Work request: From the first record below to the last, retype each one exactly.

(Records provided Opens)

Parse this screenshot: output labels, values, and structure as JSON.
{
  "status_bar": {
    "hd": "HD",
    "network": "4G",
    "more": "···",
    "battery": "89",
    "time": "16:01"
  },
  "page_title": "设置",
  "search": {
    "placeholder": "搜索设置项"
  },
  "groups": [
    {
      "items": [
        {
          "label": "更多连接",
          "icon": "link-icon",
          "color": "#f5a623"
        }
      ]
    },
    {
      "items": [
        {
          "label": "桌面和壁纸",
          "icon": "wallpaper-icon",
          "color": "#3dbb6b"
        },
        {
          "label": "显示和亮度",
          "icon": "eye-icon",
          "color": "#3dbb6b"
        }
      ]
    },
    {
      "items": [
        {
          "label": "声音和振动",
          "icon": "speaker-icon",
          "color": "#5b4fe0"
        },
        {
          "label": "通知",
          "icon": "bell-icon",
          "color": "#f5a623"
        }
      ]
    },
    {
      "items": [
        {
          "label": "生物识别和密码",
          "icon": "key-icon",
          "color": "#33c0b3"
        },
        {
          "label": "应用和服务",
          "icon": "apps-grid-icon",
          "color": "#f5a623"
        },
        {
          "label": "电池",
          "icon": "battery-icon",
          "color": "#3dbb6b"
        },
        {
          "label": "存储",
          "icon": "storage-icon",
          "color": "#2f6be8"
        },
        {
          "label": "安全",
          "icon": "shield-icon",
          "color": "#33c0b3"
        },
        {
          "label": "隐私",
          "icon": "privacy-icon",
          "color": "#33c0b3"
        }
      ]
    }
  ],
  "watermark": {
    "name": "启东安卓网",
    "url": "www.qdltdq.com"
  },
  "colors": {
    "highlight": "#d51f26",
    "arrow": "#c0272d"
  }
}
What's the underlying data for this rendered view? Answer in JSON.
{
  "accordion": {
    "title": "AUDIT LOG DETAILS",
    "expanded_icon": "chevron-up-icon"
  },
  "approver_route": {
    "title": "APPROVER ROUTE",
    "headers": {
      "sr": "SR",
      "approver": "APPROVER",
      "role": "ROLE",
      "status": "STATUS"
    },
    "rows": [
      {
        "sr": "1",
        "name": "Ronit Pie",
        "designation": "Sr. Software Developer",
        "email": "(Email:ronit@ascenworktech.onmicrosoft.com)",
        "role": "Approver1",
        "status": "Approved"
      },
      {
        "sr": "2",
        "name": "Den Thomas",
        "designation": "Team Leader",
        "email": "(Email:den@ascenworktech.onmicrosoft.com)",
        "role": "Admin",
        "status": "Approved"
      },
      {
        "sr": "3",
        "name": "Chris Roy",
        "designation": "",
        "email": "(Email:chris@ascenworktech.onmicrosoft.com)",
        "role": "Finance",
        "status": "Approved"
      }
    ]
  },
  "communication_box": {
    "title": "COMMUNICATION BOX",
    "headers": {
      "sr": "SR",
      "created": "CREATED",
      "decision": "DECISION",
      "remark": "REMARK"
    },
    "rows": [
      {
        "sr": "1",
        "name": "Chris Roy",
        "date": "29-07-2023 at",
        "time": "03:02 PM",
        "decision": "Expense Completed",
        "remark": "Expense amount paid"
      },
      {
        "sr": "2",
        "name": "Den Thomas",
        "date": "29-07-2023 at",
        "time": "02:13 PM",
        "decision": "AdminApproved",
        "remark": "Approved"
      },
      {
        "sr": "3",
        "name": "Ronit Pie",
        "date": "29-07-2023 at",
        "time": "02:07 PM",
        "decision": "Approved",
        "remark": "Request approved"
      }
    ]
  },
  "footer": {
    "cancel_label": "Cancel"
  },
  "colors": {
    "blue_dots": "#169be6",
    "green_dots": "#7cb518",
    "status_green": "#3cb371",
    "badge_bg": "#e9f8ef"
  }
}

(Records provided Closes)

Completed task:
Parse this screenshot: output labels, values, and structure as JSON.
{
  "status_bar": {
    "hd": "HD",
    "network": "4G",
    "more": "···",
    "battery": "89",
    "time": "16:01"
  },
  "page_title": "设置",
  "search": {
    "placeholder": "搜索设置项"
  },
  "groups": [
    {
      "items": [
        {
          "label": "更多连接",
          "icon": "link-icon",
          "color": "#f5a623"
        }
      ]
    },
    {
      "items": [
        {
          "label": "桌面和壁纸",
          "icon": "wallpaper-icon",
          "color": "#3dbb6b"
        },
        {
          "label": "显示和亮度",
          "icon": "eye-icon",
          "color": "#3dbb6b"
        }
      ]
    },
    {
      "items": [
        {
          "label": "声音和振动",
          "icon": "speaker-icon",
          "color": "#5b4fe0"
        },
        {
          "label": "通知",
          "icon": "bell-icon",
          "color": "#f5a623"
        }
      ]
    },
    {
      "items": [
        {
          "label": "生物识别和密码",
          "icon": "key-icon",
          "color": "#33c0b3"
        },
        {
          "label": "应用和服务",
          "icon": "apps-grid-icon",
          "color": "#f5a623"
        },
        {
          "label": "电池",
          "icon": "battery-icon",
          "color": "#3dbb6b"
        },
        {
          "label": "存储",
          "icon": "storage-icon",
          "color": "#2f6be8"
        },
        {
          "label": "安全",
          "icon": "shield-icon",
          "color": "#33c0b3"
        },
        {
          "label": "隐私",
          "icon": "privacy-icon",
          "color": "#33c0b3"
        }
      ]
    }
  ],
  "watermark": {
    "name": "启东安卓网",
    "url": "www.qdltdq.com"
  },
  "colors": {
    "highlight": "#d51f26",
    "arrow": "#c0272d"
  }
}
What's the underlying data for this rendered view? Answer in JSON.
{
  "accordion": {
    "title": "AUDIT LOG DETAILS",
    "expanded_icon": "chevron-up-icon"
  },
  "approver_route": {
    "title": "APPROVER ROUTE",
    "headers": {
      "sr": "SR",
      "approver": "APPROVER",
      "role": "ROLE",
      "status": "STATUS"
    },
    "rows": [
      {
        "sr": "1",
        "name": "Ronit Pie",
        "designation": "Sr. Software Developer",
        "email": "(Email:ronit@ascenworktech.onmicrosoft.com)",
        "role": "Approver1",
        "status": "Approved"
      },
      {
        "sr": "2",
        "name": "Den Thomas",
        "designation": "Team Leader",
        "email": "(Email:den@ascenworktech.onmicrosoft.com)",
        "role": "Admin",
        "status": "Approved"
      },
      {
        "sr": "3",
        "name": "Chris Roy",
        "designation": "",
        "email": "(Email:chris@ascenworktech.onmicrosoft.com)",
        "role": "Finance",
        "status": "Approved"
      }
    ]
  },
  "communication_box": {
    "title": "COMMUNICATION BOX",
    "headers": {
      "sr": "SR",
      "created": "CREATED",
      "decision": "DECISION",
      "remark": "REMARK"
    },
    "rows": [
      {
        "sr": "1",
        "name": "Chris Roy",
        "date": "29-07-2023 at",
        "time": "03:02 PM",
        "decision": "Expense Completed",
        "remark": "Expense amount paid"
      },
      {
        "sr": "2",
        "name": "Den Thomas",
        "date": "29-07-2023 at",
        "time": "02:13 PM",
        "decision": "AdminApproved",
        "remark": "Approved"
      },
      {
        "sr": "3",
        "name": "Ronit Pie",
        "date": "29-07-2023 at",
        "time": "02:07 PM",
        "decision": "Approved",
        "remark": "Request approved"
      }
    ]
  },
  "footer": {
    "cancel_label": "Cancel"
  },
  "colors": {
    "blue_dots": "#169be6",
    "green_dots": "#7cb518",
    "status_green": "#3cb371",
    "badge_bg": "#e9f8ef"
  }
}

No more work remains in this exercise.